The Chernobyl accident happened in 1986 and is still considered the most disastrous power plant accident in history. Still today, radiation levels are among the highest on the planet!
Radiation and why it is so dangerous
Radiation is a way that energy or heat moves around. The low levels of radiation that are all around us is known as background radiation. The sun, rocks, soil and even animals all give off low levels of radiation.
Radiation specialists use the unit “rem” or “sievert” to describe the amount of radiation dose a human receives. Basically, it indicates how much radiation energy is absorbed in our bodies. Low levels of radiation are not dangerous but medium levels can lead to sickness, headaches, vomiting and fever. High levels are very dangerous and can cause death by damaging internal organs or causing cancer. Treating the consequences of long term exposure to radiation is difficult.
A nuclear power plant produces a lot of radiation but usually, it is safely contained within the reactor. If the reactor becomes badly damaged – like what happened at Fukushima in Japan in 2011 – radiation can escape and damage the environment.
What happened in Chernobyl
The disaster occurred on April 25-26, 1986 during a late night safety test.
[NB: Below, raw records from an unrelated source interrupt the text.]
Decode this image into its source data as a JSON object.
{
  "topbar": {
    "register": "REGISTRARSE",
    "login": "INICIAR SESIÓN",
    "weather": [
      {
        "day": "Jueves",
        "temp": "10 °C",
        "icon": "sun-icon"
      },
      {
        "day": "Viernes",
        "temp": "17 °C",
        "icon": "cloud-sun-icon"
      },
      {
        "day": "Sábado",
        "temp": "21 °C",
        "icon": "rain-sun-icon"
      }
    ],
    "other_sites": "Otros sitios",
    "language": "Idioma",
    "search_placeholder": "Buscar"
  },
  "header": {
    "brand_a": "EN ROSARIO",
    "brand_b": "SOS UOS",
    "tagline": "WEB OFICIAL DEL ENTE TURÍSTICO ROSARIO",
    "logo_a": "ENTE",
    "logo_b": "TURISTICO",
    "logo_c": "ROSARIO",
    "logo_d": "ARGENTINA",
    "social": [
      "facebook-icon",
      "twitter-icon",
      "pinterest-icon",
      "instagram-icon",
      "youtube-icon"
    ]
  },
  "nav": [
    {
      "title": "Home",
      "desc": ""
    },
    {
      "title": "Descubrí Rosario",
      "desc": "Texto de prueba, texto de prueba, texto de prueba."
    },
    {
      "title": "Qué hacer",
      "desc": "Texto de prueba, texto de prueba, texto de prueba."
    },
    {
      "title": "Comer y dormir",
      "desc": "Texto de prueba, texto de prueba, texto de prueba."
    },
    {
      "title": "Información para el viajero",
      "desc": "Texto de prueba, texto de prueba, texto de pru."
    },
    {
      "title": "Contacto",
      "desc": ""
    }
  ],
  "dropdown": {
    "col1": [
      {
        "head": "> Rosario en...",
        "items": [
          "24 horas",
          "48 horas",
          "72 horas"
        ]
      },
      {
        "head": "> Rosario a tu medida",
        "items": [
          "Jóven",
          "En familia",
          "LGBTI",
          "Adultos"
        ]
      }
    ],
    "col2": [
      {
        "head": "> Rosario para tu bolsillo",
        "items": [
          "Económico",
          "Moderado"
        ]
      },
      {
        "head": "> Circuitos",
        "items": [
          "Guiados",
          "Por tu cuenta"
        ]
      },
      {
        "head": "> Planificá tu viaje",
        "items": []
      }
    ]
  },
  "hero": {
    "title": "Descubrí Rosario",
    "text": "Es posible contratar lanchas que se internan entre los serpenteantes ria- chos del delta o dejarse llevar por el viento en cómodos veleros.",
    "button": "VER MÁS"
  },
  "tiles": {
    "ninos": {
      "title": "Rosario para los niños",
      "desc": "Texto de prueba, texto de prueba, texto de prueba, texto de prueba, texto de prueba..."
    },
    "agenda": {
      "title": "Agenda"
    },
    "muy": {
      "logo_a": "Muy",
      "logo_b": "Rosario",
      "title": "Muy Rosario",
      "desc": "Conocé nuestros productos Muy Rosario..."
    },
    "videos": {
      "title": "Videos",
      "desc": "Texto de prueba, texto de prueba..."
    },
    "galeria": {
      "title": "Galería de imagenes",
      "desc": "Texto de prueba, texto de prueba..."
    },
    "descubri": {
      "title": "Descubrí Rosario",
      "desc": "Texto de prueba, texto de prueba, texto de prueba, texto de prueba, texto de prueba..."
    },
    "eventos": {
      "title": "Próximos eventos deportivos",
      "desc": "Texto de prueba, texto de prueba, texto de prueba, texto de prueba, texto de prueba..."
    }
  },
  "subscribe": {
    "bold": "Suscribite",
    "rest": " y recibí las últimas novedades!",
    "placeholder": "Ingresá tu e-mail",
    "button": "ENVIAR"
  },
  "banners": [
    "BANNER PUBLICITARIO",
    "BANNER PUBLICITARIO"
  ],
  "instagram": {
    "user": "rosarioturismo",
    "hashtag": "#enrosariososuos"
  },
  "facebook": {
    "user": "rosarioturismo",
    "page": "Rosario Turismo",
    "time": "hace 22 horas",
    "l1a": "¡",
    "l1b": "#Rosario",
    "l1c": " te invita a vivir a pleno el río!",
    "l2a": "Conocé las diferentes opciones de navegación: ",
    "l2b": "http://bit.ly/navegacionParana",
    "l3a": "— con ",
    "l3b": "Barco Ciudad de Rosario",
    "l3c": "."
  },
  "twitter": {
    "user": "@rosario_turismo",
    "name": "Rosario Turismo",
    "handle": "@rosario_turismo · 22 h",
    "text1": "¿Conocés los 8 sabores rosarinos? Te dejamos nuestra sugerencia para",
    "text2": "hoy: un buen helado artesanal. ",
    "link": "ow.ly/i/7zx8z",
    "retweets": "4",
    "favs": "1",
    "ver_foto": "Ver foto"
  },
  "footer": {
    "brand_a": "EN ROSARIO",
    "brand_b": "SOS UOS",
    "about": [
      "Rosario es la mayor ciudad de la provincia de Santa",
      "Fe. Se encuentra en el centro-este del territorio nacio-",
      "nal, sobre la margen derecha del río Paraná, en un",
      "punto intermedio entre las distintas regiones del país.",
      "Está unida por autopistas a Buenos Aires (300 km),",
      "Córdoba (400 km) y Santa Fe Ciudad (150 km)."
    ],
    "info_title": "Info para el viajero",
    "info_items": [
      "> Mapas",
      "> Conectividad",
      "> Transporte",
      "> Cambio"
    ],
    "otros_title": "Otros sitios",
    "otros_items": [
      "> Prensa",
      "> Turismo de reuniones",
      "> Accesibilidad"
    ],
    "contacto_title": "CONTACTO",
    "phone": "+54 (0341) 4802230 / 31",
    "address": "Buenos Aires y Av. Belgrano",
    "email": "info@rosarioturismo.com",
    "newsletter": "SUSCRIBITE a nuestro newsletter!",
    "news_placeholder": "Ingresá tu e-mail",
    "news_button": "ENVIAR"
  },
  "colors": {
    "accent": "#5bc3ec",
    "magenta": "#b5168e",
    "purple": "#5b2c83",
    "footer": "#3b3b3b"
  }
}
Technicians simulated a station power-failure but due to non-compliance with test checklists and reactor design flaws, the experiment resulted in uncontrolled reactor conditions. Water flashing into steam generated a destructive steam explosion and an open-air graphite fire. For the next week, the fire sent long plumes of highly radioactive fallout into the atmosphere over an extensive geographical area including Europe.
The steam-blast effects caused two deaths at the facility but over the coming weeks, 134 servicemen were hospitalized with acute radiation sickness (ARS), of which 28 firemen and employees died. Long-term effects are still being investigated.
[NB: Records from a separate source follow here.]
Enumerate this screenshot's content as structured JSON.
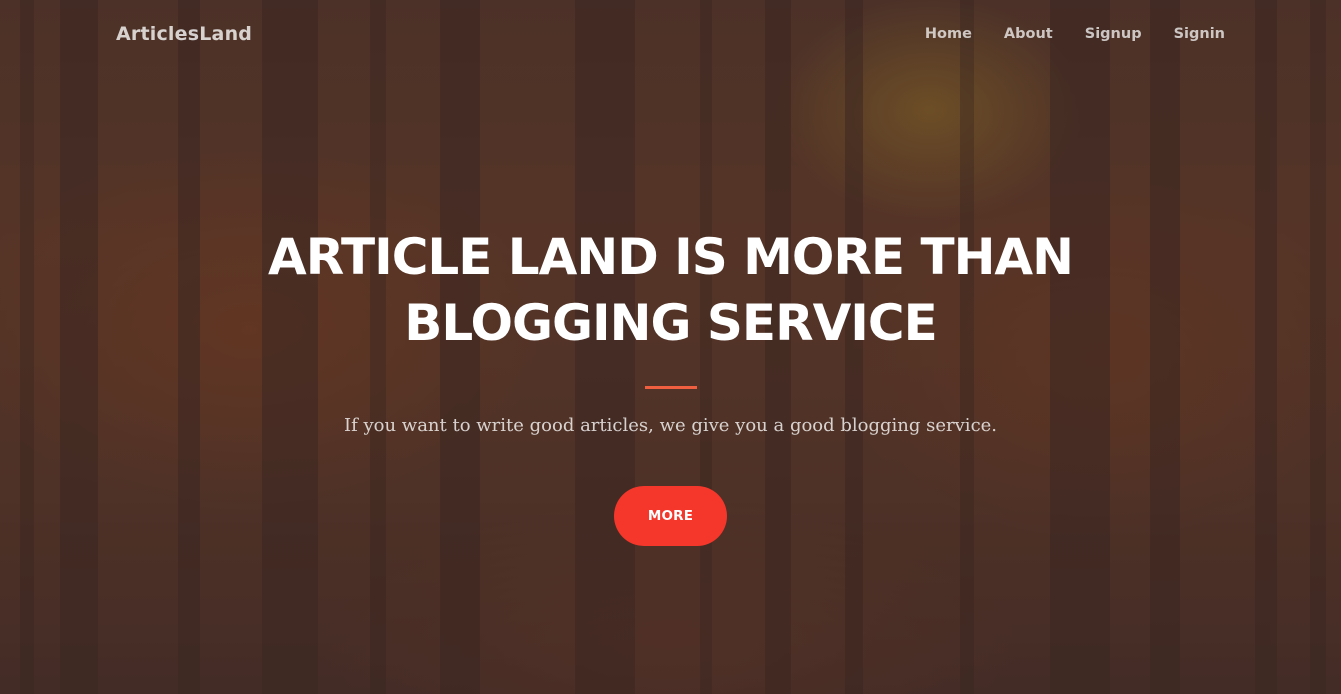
{
  "navbar": {
    "brand": "ArticlesLand",
    "links": [
      {
        "label": "Home"
      },
      {
        "label": "About"
      },
      {
        "label": "Signup"
      },
      {
        "label": "Signin"
      }
    ]
  },
  "hero": {
    "heading_line1": "ARTICLE LAND IS MORE THAN",
    "heading_line2": "BLOGGING SERVICE",
    "subtitle": "If you want to write good articles, we give you a good blogging service.",
    "button_label": "MORE"
  },
  "colors": {
    "accent": "#f5372b",
    "divider": "#f05f40",
    "overlay": "#3c2823"
  }
}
At Chernobyl, many tons of radioactive soil have been removed and in 2011, Chernobyl was officially declared a tourist attraction. However, radioactive material and objects are still present in the area causing levels of radioactivity much higher than the normal background radiation.
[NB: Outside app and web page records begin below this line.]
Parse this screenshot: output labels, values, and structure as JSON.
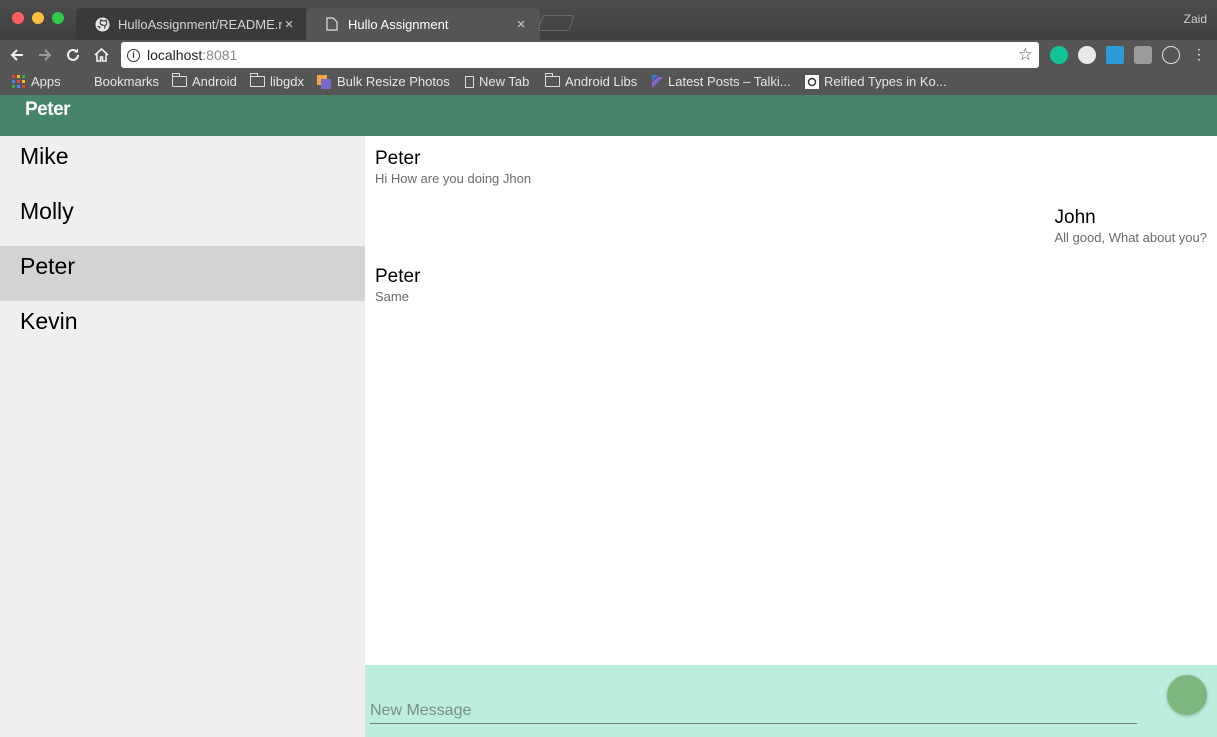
{
  "browser": {
    "tabs": [
      {
        "title": "HulloAssignment/README.md"
      },
      {
        "title": "Hullo Assignment"
      }
    ],
    "close_glyph": "×",
    "profile_name": "Zaid",
    "url_host": "localhost",
    "url_port": ":8081",
    "star_glyph": "☆",
    "bookmarks": {
      "apps": "Apps",
      "bookmarks": "Bookmarks",
      "android": "Android",
      "libgdx": "libgdx",
      "bulk_resize": "Bulk Resize Photos",
      "new_tab": "New Tab",
      "android_libs": "Android Libs",
      "latest_posts": "Latest Posts – Talki...",
      "reified": "Reified Types in Ko..."
    }
  },
  "app": {
    "title": "Peter",
    "contacts": [
      {
        "name": "Mike"
      },
      {
        "name": "Molly"
      },
      {
        "name": "Peter"
      },
      {
        "name": "Kevin"
      }
    ],
    "messages": [
      {
        "sender": "Peter",
        "text": "Hi How are you doing Jhon"
      },
      {
        "sender": "John",
        "text": "All good, What about you?"
      },
      {
        "sender": "Peter",
        "text": "Same"
      }
    ],
    "composer": {
      "placeholder": "New Message"
    }
  },
  "colors": {
    "header": "#46846b",
    "composer_bg": "#bbeedc",
    "send_button": "#7cb77f",
    "active_contact": "#d3d3d3"
  }
}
Check out the video by Veritasium to learn more and visit the most radioactive places on earth.